The lottery is a form of gambling in which people purchase tickets for a chance to win a prize, typically a cash sum. While most lotteries have a high winning percentage, there are many people who play regularly and never win. These people may have a belief that the lottery is their only hope for financial security and are not aware of the true odds of winning.
The word lottery comes from the Dutch verb loten, meaning “to fall into,” from the Middle English Lotyre, derived from Loterie, which was used for a variety of purposes, from choosing military conscripts to giving away property. Modern lotteries may also refer to other forms of random selection, such as commercial promotions in which prizes are awarded by a random procedure or jury assignments from lists of registered voters. However, for a lottery to be considered a gambling type of lottery, the consideration must be money or something of value, such as goods, works, or services.

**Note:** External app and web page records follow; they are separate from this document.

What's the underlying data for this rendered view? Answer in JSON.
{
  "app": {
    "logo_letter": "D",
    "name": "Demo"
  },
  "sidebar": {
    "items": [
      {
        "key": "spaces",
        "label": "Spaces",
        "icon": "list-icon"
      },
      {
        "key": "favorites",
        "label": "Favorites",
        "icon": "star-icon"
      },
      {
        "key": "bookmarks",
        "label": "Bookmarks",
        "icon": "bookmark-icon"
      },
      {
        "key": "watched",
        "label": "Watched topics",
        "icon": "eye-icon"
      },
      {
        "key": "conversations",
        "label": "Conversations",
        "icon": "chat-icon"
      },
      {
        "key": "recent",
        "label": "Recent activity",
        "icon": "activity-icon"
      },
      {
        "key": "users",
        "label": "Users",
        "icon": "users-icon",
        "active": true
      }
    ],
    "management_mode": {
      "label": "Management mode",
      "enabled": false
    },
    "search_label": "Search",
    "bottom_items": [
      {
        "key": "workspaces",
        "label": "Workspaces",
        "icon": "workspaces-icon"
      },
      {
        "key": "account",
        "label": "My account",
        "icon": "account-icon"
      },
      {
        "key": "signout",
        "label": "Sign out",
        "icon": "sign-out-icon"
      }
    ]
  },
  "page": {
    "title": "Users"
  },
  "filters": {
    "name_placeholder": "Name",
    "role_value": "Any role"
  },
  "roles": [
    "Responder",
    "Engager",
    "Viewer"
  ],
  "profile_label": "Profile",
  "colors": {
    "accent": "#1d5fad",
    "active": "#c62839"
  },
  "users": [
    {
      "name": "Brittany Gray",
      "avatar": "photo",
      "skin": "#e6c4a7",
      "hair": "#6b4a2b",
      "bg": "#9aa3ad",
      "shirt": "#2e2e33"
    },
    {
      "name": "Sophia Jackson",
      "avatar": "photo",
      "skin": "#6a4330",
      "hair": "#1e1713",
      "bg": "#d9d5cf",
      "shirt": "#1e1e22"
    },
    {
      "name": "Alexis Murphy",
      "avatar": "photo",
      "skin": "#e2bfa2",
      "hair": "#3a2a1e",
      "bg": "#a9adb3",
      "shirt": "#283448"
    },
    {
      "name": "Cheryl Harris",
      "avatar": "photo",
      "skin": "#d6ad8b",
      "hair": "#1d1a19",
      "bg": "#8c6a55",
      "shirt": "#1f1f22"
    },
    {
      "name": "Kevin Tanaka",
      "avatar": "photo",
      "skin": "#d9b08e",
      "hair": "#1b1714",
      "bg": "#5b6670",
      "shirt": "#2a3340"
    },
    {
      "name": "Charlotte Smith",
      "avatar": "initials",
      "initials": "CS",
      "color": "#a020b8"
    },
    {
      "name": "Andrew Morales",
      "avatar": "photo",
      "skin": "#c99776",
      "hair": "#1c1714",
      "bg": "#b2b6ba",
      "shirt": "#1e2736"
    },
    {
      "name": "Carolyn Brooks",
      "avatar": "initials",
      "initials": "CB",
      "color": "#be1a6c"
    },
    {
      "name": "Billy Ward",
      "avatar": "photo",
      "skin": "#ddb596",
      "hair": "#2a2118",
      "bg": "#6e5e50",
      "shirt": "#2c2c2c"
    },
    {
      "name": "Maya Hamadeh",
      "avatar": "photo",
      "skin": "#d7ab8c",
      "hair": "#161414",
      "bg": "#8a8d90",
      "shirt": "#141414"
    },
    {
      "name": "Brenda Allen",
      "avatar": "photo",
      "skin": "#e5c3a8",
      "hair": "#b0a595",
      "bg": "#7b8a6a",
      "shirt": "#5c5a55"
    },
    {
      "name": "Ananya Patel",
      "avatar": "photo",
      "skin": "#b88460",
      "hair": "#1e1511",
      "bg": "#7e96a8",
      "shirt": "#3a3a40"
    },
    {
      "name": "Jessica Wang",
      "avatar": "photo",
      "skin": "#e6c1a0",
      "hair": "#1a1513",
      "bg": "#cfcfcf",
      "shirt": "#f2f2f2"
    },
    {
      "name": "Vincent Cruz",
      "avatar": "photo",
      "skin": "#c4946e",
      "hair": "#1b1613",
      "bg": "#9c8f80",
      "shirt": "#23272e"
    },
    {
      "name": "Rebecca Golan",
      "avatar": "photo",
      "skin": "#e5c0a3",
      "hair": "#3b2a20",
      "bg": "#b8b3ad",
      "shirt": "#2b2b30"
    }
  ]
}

In the United States, state-sponsored lotteries are common and contribute billions of dollars to public coffers each year. They are widely regarded as popular social activities and a source of recreation for many people. Lotteries are often marketed by offering high-value prizes such as automobiles, vacations, and cash. They are also promoted by claiming that they are not gambling but rather a way to help people become wealthy.
Most of these state-sponsored lotteries are based on a system of numbers. Applicants pay for a ticket, and then select one or more groups of numbers. The winner is determined by a random drawing of applications. In the early part of the 17th century, lottery games were used in several colonies to raise funds for public projects, including a fund for cannons in Philadelphia to protect the city during the American Revolution. Benjamin Franklin even proposed a lottery to raise funds for the Continental Congress in 1776, but it was unsuccessful.
There are many arguments against the use of lotteries. Some states believe that they are a tax on the poor, while others argue that they provide a needed revenue stream for government programs. Other concerns are the potential for fraud and corruption in the distribution of the prizes, and the fact that lottery proceeds often subsidize illegal gambling.
Despite these issues, there are still many people who play the lottery for personal reasons. Some simply enjoy gambling and think that the jackpots are too huge to pass up, while others believe that it is their only hope for a financially secure future. Regardless of the reasons, it is important for people to be aware of the odds of winning and the real costs of playing. People should also consider other alternatives to the lottery, such as saving for an emergency fund or paying down credit card debt. The bottom line is that Americans spend over $80 Billion each year on lotteries and this money could be better spent on other financial goals, such as an emergency fund or reducing credit card debt.